In an interview with AFP earlier Monday, a senior Muslim Brotherhood official Mahmud Ghozlan said the movement’s political bureau would be meeting to study the military’s ultimatum and to “decide on its position”.
More than two years after the fall of former Egyptian strongman Hosni Mubarak, Egypt is once again at the centre of international attention as the world’s most populous Arab nation confronts divisions between Islamist-supporters and secular Egyptians, watched over by a powerful military that briefly – and disastrously – held power shortly after Mubarak’s ouster.
During a visit to Tanzania, US President Barack Obama renewed a call for Morsi and his opponents to cooperate, just as Sisi's statement was being broadcast on Egyptian state TV.
The Pentagon, which funds the Egyptian army heavily, said it could not speculate on what was about to happen in Egypt.
‘This is very embarrassing for Mohammed Morsi’
The army statement came as five Cabinet ministers met on Monday to consider resigning their posts and joining the protest movement, the state news agency reported. The meeting gathered the communications, legal affairs, environment, tourism and water utilities ministers, according to MENA.

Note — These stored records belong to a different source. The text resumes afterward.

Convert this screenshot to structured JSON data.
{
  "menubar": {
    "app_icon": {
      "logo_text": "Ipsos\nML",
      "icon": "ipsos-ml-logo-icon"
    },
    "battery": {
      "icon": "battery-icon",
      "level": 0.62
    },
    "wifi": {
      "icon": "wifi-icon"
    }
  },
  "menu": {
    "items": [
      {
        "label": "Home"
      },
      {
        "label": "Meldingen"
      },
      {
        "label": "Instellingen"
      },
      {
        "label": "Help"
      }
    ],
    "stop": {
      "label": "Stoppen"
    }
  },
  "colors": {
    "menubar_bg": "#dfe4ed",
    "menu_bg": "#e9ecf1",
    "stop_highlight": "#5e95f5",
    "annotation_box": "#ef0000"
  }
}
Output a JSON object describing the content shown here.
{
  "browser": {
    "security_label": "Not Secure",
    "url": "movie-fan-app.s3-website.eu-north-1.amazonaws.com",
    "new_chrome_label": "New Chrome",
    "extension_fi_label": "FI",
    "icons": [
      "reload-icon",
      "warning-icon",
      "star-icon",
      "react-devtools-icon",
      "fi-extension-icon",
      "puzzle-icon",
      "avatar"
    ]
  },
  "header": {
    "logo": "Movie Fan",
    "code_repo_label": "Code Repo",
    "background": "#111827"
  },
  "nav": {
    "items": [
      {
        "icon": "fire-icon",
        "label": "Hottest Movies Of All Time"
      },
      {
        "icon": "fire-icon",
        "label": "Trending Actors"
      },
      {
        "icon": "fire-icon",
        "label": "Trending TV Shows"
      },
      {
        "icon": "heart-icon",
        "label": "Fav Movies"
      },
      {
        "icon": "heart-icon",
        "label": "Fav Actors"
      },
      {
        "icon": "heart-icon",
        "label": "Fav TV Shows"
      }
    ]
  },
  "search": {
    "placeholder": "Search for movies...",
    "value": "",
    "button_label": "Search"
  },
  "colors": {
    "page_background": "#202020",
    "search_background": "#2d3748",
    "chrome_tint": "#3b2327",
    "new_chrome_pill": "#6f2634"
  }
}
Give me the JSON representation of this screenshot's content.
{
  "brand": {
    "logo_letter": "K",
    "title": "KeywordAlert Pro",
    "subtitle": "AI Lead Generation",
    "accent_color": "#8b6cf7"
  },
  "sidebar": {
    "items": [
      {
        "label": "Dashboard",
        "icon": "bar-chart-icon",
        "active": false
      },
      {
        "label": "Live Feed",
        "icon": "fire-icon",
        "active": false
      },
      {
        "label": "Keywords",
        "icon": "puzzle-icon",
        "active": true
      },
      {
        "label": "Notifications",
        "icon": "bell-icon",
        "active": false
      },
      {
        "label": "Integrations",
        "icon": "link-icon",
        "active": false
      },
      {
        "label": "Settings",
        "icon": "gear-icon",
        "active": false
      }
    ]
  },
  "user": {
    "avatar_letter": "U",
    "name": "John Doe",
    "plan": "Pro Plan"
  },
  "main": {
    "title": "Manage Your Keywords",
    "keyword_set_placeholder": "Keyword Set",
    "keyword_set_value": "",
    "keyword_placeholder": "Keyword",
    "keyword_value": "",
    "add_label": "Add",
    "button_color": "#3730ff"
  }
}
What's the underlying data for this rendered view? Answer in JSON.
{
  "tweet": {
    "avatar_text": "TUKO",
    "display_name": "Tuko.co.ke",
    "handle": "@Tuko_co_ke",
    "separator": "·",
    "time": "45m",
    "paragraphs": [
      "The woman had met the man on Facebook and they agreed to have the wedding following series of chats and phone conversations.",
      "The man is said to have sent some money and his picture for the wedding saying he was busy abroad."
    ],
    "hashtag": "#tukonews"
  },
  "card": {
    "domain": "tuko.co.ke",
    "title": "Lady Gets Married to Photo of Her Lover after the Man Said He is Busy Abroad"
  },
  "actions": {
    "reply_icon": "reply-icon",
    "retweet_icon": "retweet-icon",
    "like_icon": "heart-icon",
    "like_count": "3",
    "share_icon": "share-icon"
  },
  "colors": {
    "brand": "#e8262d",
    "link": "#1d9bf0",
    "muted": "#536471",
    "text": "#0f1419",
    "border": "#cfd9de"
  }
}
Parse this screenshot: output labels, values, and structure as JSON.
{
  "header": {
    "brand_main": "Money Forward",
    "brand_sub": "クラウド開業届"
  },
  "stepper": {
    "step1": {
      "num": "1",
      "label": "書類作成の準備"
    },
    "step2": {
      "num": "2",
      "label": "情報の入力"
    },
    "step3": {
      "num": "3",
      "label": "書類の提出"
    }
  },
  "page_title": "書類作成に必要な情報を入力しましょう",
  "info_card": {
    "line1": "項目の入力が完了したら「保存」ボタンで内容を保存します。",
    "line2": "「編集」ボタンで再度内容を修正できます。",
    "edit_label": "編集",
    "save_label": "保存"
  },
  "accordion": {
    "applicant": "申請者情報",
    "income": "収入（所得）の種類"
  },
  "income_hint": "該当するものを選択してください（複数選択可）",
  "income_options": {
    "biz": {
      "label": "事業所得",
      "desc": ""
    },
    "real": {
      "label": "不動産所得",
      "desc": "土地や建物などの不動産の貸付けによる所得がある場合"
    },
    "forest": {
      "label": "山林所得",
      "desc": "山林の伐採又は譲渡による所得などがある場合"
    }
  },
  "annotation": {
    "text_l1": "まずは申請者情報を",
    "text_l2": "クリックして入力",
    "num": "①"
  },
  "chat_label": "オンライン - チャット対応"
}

“This is very embarrassing for Mohammed Morsi,” said Stapley, noting that while the five ministers were not members of the Muslim Brotherhood, they were technocrats handpicked by the Egyptian president. “It just shows that the divisions here are reaching from the grassroots – from a signature campaign that ordinary citizens signed stating that they have no confidence in the president – right up to the heart of his government.”
Earlier Monday, the campaign that spearheaded Sunday’s mass protests announced that it would give Morsi until 5pm local time (3pm GMT) on Wednesday, July 3, to leave power, allowing state institutions to prepare for early presidential elections.
The campaign, called Tamarod – or rebellion in Arabic - claims to have collected 22 million signatures in an online campaign calling on the president to resign. Morsi backers have questioned the authenticity of the signatures.
Tamarod’s call for Morsi’s resignation came as protesters stormed the headquarters of the ruling Muslim Brotherhood in Cairo on Monday morning, burning the premises and looting office supplies in the course of a long siege that left at least seven people dead.
(FRANCE 24 with wires)